The answer must be every line of the records below that contains the word "heading", copied out.

┌─ Input data

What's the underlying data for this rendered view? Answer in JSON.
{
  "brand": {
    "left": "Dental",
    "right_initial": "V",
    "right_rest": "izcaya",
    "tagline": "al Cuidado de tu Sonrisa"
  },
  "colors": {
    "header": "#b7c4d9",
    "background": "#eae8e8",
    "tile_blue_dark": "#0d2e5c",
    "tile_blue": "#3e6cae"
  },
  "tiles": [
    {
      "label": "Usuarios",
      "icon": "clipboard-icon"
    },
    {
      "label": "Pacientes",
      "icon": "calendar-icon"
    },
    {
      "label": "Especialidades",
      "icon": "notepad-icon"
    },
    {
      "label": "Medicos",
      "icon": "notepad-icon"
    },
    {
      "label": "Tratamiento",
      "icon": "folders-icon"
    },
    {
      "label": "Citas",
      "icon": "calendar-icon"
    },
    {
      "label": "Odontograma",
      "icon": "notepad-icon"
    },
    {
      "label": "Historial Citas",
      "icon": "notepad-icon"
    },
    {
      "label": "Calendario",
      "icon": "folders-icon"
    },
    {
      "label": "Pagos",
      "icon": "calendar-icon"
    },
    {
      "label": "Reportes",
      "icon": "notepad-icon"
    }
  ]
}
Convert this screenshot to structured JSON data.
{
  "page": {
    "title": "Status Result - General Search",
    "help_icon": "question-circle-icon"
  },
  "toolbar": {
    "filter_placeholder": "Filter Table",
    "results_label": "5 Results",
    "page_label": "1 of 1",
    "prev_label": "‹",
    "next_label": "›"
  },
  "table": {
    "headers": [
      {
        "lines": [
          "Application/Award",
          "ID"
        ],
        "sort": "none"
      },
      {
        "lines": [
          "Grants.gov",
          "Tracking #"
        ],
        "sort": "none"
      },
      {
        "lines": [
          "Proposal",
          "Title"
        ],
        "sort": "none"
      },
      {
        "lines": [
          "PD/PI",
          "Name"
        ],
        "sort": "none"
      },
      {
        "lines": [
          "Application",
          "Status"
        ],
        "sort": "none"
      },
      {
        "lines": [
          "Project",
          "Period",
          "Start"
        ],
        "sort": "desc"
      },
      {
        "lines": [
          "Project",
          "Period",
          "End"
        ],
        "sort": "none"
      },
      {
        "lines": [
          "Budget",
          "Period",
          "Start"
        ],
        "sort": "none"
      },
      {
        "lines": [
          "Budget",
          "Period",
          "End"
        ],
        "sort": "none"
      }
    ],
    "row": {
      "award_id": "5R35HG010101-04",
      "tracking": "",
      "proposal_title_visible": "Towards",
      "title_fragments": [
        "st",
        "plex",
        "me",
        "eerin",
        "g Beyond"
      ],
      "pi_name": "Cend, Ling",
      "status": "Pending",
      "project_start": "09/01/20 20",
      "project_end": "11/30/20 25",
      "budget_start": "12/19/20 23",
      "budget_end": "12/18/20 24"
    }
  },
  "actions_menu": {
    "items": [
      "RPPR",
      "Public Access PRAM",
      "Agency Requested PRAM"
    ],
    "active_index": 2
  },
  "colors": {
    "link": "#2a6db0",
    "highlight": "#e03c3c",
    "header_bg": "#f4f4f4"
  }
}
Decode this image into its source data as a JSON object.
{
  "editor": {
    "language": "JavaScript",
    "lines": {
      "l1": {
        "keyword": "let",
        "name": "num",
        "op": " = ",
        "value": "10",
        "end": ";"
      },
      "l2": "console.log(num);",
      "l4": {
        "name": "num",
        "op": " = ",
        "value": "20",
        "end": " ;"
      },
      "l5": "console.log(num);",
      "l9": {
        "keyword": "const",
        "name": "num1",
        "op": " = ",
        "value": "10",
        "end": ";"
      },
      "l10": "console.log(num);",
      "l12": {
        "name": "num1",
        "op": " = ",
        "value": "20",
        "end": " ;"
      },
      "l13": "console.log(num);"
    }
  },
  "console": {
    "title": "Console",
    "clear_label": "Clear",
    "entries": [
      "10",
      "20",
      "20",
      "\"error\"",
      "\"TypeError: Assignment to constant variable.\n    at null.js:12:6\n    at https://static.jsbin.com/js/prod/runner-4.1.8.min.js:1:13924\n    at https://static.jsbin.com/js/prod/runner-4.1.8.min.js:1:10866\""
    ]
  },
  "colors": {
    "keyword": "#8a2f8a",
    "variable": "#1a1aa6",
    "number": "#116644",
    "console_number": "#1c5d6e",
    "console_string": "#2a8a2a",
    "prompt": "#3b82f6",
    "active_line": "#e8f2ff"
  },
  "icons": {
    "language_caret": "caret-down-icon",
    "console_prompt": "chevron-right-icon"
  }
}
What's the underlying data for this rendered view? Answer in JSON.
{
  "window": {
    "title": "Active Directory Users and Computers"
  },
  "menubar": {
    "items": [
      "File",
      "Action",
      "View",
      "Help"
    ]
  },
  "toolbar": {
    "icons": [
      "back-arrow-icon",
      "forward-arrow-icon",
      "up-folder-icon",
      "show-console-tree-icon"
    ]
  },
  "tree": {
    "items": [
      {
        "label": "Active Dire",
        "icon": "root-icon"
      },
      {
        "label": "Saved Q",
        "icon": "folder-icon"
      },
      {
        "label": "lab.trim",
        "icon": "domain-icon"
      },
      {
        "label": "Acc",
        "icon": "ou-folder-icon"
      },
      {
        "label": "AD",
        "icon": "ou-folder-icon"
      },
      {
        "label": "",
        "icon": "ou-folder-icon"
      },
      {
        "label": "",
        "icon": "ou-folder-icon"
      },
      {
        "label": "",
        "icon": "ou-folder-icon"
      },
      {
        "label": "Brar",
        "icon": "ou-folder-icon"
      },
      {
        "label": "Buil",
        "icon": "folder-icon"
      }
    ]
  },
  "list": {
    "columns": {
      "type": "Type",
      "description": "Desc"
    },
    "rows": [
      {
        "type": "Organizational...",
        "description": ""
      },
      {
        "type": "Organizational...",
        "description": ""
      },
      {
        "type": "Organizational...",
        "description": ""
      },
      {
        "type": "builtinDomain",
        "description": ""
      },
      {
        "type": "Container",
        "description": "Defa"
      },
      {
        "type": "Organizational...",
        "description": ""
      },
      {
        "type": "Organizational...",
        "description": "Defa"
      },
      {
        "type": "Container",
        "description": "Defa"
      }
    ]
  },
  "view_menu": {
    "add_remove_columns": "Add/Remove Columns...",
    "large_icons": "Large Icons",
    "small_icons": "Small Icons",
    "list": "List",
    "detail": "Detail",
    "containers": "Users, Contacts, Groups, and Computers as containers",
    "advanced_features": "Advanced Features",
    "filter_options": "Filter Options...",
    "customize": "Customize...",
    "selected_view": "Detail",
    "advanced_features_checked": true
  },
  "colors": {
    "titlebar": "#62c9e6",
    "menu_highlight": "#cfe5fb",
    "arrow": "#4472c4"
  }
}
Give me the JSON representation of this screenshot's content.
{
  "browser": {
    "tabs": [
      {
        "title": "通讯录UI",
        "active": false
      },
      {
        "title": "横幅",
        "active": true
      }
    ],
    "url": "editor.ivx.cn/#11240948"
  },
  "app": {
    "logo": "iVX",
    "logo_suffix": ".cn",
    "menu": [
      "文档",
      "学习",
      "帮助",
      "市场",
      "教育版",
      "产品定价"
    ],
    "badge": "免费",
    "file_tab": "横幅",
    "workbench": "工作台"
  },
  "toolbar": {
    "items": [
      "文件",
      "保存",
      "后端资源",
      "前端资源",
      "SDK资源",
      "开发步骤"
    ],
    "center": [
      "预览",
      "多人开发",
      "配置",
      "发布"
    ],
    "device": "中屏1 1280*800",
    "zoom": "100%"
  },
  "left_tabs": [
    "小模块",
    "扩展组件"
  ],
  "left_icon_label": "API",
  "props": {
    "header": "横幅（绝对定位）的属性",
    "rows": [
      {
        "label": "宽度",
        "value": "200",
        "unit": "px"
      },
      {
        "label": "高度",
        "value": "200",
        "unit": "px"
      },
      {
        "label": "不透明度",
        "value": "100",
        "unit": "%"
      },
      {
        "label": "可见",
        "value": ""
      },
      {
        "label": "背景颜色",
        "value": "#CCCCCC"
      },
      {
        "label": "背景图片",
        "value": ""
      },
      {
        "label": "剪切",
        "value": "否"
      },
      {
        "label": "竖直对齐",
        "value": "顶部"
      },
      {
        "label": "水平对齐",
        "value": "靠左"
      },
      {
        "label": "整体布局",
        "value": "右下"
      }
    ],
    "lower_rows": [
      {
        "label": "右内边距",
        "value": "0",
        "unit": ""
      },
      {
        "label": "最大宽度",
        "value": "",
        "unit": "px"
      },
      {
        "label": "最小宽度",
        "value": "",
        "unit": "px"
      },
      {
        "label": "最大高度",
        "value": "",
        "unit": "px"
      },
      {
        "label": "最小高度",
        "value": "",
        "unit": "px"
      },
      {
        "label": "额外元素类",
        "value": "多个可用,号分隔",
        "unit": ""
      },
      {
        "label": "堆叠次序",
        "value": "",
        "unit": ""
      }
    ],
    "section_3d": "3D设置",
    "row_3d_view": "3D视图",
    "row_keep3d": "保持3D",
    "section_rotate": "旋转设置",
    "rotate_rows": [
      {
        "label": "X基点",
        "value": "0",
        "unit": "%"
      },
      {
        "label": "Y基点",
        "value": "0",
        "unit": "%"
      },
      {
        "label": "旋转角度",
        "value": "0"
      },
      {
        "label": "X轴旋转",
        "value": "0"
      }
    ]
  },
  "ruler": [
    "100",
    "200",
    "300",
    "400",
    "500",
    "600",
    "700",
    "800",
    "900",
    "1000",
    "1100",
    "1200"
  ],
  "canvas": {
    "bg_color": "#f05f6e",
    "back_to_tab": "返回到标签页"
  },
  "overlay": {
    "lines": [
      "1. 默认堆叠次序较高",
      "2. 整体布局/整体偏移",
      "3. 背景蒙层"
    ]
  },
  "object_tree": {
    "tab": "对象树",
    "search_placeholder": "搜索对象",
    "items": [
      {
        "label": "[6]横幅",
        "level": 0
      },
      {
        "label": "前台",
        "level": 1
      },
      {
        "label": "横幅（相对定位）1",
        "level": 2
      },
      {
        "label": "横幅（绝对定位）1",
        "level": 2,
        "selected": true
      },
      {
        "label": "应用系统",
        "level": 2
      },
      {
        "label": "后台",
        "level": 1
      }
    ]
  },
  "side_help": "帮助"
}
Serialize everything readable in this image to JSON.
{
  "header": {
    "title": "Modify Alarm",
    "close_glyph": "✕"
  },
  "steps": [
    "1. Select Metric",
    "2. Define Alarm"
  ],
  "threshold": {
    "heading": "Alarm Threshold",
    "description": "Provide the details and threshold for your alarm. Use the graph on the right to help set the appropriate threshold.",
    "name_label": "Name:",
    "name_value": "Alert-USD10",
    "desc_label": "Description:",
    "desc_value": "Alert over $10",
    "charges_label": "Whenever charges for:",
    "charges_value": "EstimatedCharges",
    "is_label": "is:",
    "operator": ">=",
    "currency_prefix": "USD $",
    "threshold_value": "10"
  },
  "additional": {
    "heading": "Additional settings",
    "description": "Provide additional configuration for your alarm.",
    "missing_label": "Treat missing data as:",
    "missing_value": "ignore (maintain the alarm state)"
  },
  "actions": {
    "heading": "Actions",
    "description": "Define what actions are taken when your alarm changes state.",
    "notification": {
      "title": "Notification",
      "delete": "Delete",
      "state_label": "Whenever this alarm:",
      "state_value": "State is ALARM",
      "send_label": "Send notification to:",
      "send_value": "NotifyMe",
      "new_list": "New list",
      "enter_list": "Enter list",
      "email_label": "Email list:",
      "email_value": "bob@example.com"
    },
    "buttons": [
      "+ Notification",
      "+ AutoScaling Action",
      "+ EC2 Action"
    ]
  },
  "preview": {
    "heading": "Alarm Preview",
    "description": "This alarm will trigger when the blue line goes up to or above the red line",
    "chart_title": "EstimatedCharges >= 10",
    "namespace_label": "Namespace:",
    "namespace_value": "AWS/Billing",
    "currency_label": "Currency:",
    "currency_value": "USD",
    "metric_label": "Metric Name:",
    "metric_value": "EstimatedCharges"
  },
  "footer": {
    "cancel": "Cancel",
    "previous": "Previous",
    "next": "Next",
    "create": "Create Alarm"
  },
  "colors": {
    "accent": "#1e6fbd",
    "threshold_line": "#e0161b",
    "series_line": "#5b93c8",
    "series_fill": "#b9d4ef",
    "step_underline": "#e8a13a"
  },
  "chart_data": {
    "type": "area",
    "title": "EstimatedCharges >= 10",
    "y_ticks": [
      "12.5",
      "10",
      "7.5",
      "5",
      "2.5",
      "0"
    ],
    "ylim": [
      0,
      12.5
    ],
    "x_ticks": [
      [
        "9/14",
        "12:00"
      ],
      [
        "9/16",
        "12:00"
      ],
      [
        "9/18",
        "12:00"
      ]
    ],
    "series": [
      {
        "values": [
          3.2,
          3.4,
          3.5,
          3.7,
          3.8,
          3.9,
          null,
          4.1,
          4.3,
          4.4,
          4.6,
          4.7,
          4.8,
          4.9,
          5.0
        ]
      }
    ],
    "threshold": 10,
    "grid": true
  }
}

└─

## [Answer for the task]
    "heading": "Alarm Threshold",
    "heading": "Additional settings",
    "heading": "Actions",
    "heading": "Alarm Preview",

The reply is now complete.